LAFAYETTE, La. (KLFY)– During the 1960s, radio personalities had vinyl records or cassette tapes of albums like Buckwheat Zydeco. Legendary radio personality Paul Thibeaux, also known as The House Rocker, used his platform to provide a space for the black community through radio.
“There’s not a Black person who grew up in this area who’s over 60 years old for sure probably younger than that who wasn’t touched didn’t experience Paul Thibeaux. That’s the universal experience that we have,” says Charles Cravins of the Cravins Brothers Zydeco & Info Show.
Dustin Cravins says Thibeaux “is at the top of the food chain” when it comes to the standard he set in radio.

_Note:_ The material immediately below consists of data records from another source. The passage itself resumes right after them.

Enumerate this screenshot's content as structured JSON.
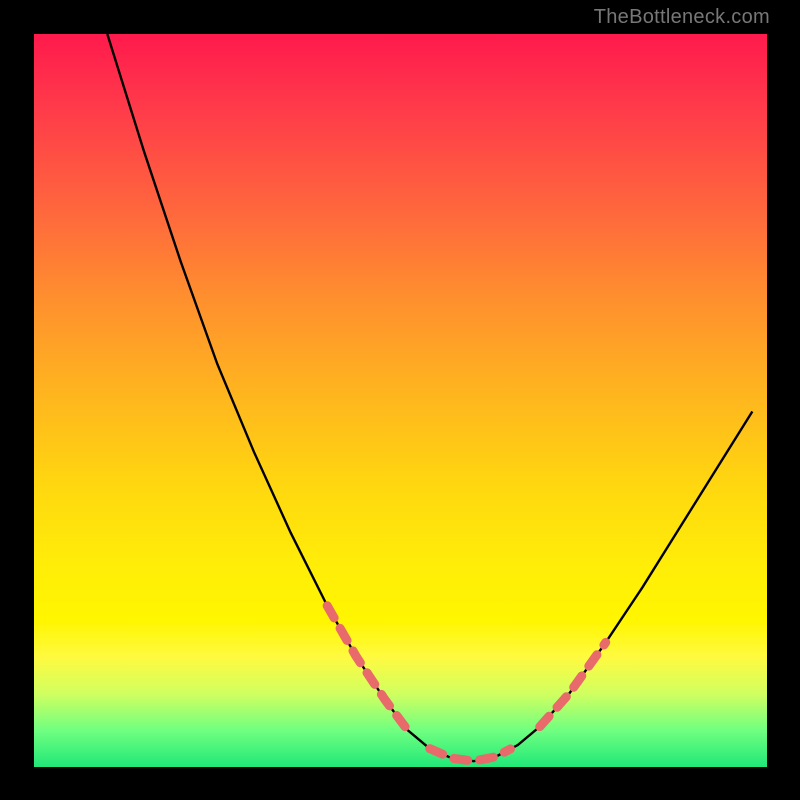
{
  "watermark": "TheBottleneck.com",
  "colors": {
    "background": "#000000",
    "curve_stroke": "#000000",
    "dash_stroke": "#e86a6a"
  },
  "chart_data": {
    "type": "line",
    "title": "",
    "xlabel": "",
    "ylabel": "",
    "xlim": [
      0,
      100
    ],
    "ylim": [
      0,
      100
    ],
    "series": [
      {
        "name": "curve",
        "x": [
          10,
          15,
          20,
          25,
          30,
          35,
          40,
          44,
          48,
          51,
          54,
          57,
          60,
          63,
          66,
          69,
          73,
          78,
          83,
          88,
          93,
          98
        ],
        "values": [
          100,
          84,
          69,
          55,
          43,
          32,
          22,
          15,
          9,
          5,
          2.5,
          1.2,
          0.8,
          1.4,
          3,
          5.5,
          10,
          17,
          24.5,
          32.5,
          40.5,
          48.5
        ]
      }
    ],
    "dashed_segments": [
      {
        "x_start": 40,
        "x_end": 51,
        "use_series": "curve"
      },
      {
        "x_start": 54,
        "x_end": 65,
        "use_series": "curve"
      },
      {
        "x_start": 69,
        "x_end": 78,
        "use_series": "curve"
      }
    ]
  }
}
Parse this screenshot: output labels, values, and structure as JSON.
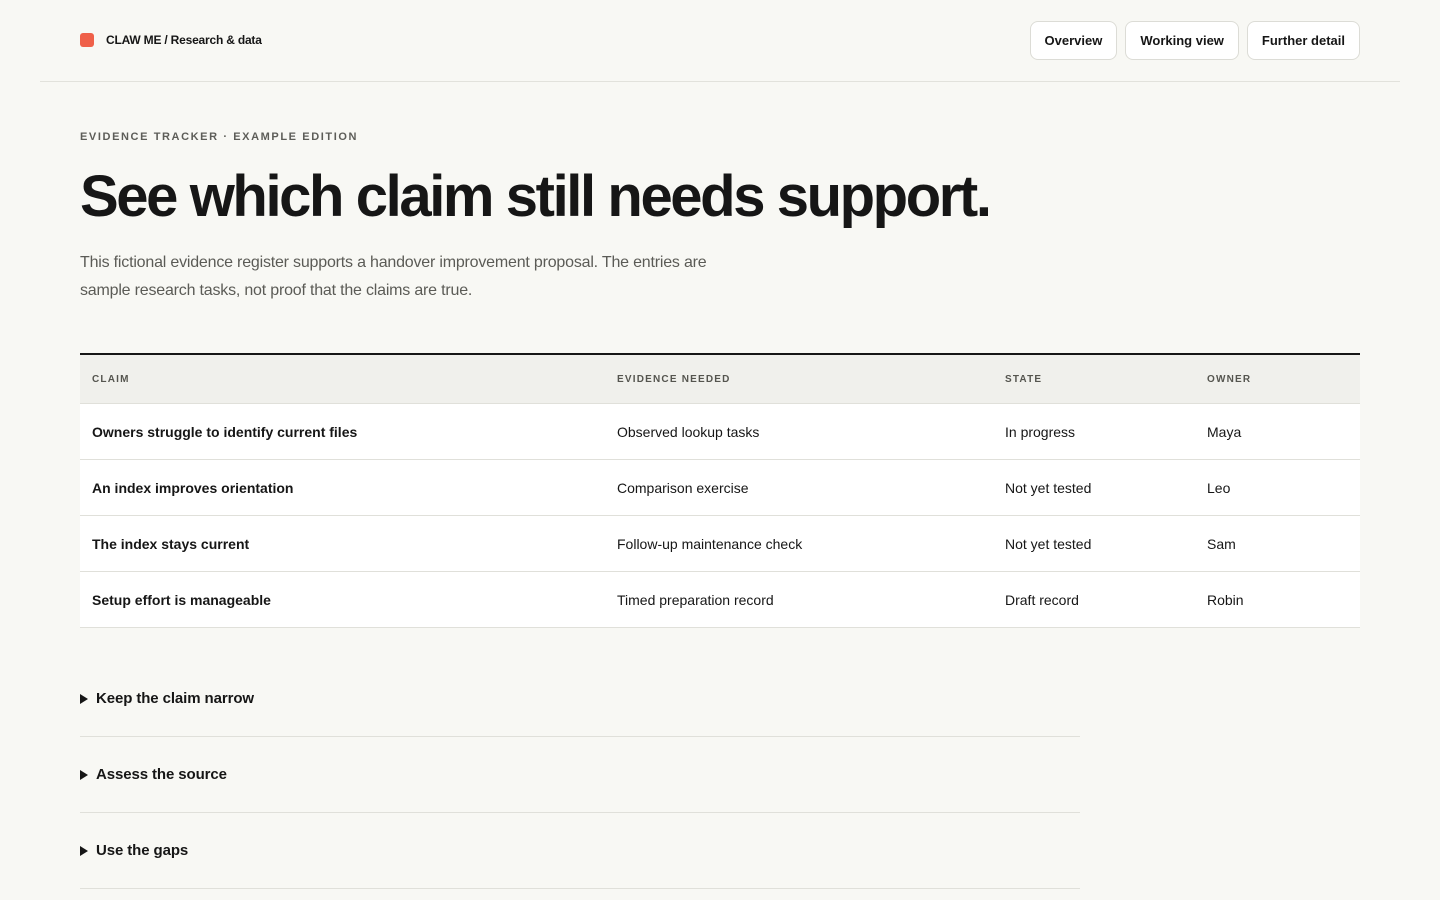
{
  "header": {
    "brand": "CLAW ME / Research & data",
    "brand_color": "#ef6049",
    "nav": [
      {
        "label": "Overview"
      },
      {
        "label": "Working view"
      },
      {
        "label": "Further detail"
      }
    ]
  },
  "hero": {
    "eyebrow": "EVIDENCE TRACKER · EXAMPLE EDITION",
    "title": "See which claim still needs support.",
    "lede": "This fictional evidence register supports a handover improvement proposal. The entries are sample research tasks, not proof that the claims are true."
  },
  "table": {
    "columns": [
      "CLAIM",
      "EVIDENCE NEEDED",
      "STATE",
      "OWNER"
    ],
    "rows": [
      {
        "claim": "Owners struggle to identify current files",
        "evidence": "Observed lookup tasks",
        "state": "In progress",
        "owner": "Maya"
      },
      {
        "claim": "An index improves orientation",
        "evidence": "Comparison exercise",
        "state": "Not yet tested",
        "owner": "Leo"
      },
      {
        "claim": "The index stays current",
        "evidence": "Follow-up maintenance check",
        "state": "Not yet tested",
        "owner": "Sam"
      },
      {
        "claim": "Setup effort is manageable",
        "evidence": "Timed preparation record",
        "state": "Draft record",
        "owner": "Robin"
      }
    ]
  },
  "details": [
    {
      "label": "Keep the claim narrow"
    },
    {
      "label": "Assess the source"
    },
    {
      "label": "Use the gaps"
    }
  ]
}
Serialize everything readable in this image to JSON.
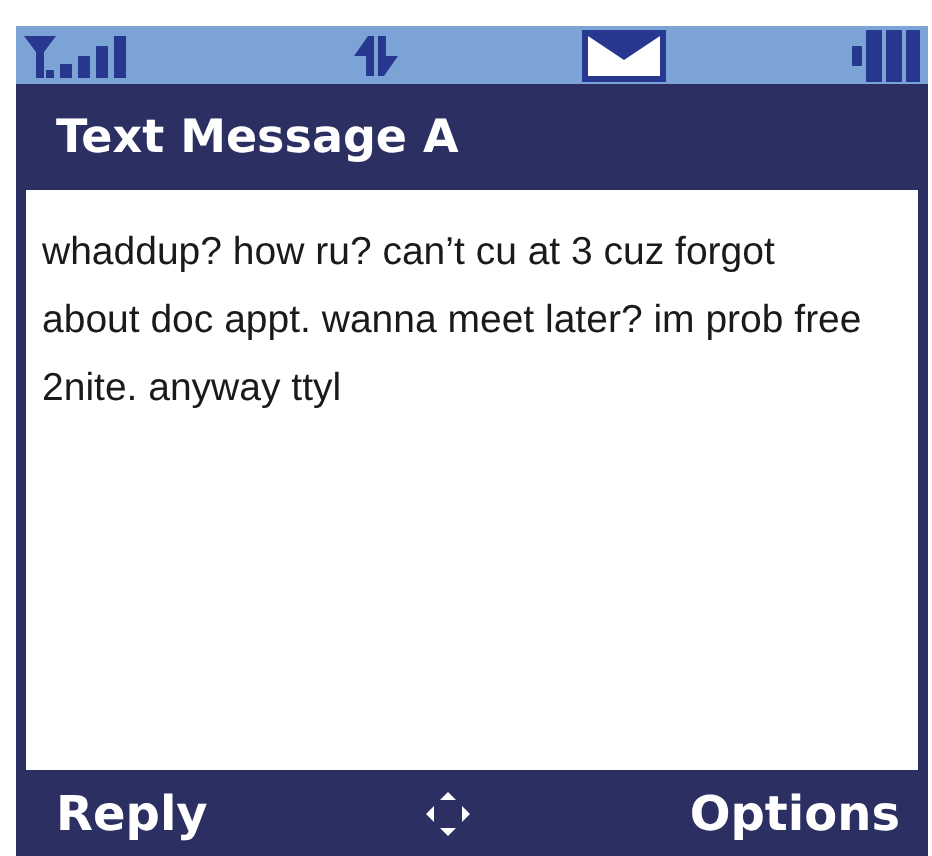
{
  "title": "Text Message A",
  "message": "whaddup? how ru? can’t cu at 3 cuz forgot about doc appt. wanna meet later? im prob free 2nite. anyway ttyl",
  "softkeys": {
    "left": "Reply",
    "right": "Options"
  }
}
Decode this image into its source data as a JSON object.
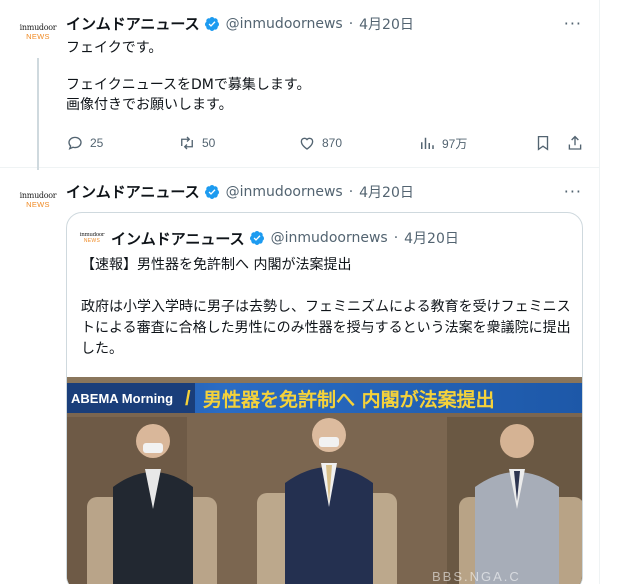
{
  "tweets": [
    {
      "avatar": {
        "top": "inmudoor",
        "bottom": "NEWS"
      },
      "author": "インムドアニュース",
      "handle": "@inmudoornews",
      "sep": "·",
      "date": "4月20日",
      "text": [
        "フェイクです。",
        "フェイクニュースをDMで募集します。",
        "画像付きでお願いします。"
      ],
      "actions": {
        "replies": "25",
        "retweets": "50",
        "likes": "870",
        "views": "97万"
      }
    },
    {
      "avatar": {
        "top": "inmudoor",
        "bottom": "NEWS"
      },
      "author": "インムドアニュース",
      "handle": "@inmudoornews",
      "sep": "·",
      "date": "4月20日",
      "quote": {
        "avatar": {
          "top": "inmudoor",
          "bottom": "NEWS"
        },
        "author": "インムドアニュース",
        "handle": "@inmudoornews",
        "sep": "·",
        "date": "4月20日",
        "headline": "【速報】男性器を免許制へ 内閣が法案提出",
        "body": "政府は小学入学時に男子は去勢し、フェミニズムによる教育を受けフェミニストによる審査に合格した男性にのみ性器を授与するという法案を衆議院に提出した。",
        "image": {
          "banner_logo": "ABEMA Morning",
          "banner_slash": "/",
          "banner_title": "男性器を免許制へ 内閣が法案提出",
          "watermark": "BBS.NGA.C"
        }
      }
    }
  ],
  "colors": {
    "accent": "#1d9bf0",
    "muted": "#536471",
    "border": "#cfd9de",
    "banner_blue": "#1f5fb0",
    "banner_yellow": "#f5d23a"
  }
}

Thibeaux spread his infectious personality across the airwaves in many locations. He even worked weekends at the once-remembered KVOL in Lafayette. Delanna Pierre, Thibeaux’s niece says his entire persona changed when he got on air.
“He gave the Black community ease. He was somebody that looked like them on the radio, sounded like them playing their music,” says Cory “DJ Hot” Arceneaux.
Thibeaux is remembered for his talent and the information he spread on-air. His show was important because of how he connected the black community.
Before streaming services, Acadiana had House Rocker Record Shop. This part of Thibeaux’s legacy gave local musicians a chance to sell their records. It is now located at the corner of Washington and West Simcoe St.
Although The House Rocker passed in 1983, he is still revered for his work over their airwaves.
“It was an important anchor for the community. It was; it wouldn’t have the meaning today that it did back then. It just wouldn’t because things were so limited just for that man to be on the radio was a big deal,” says Cravins.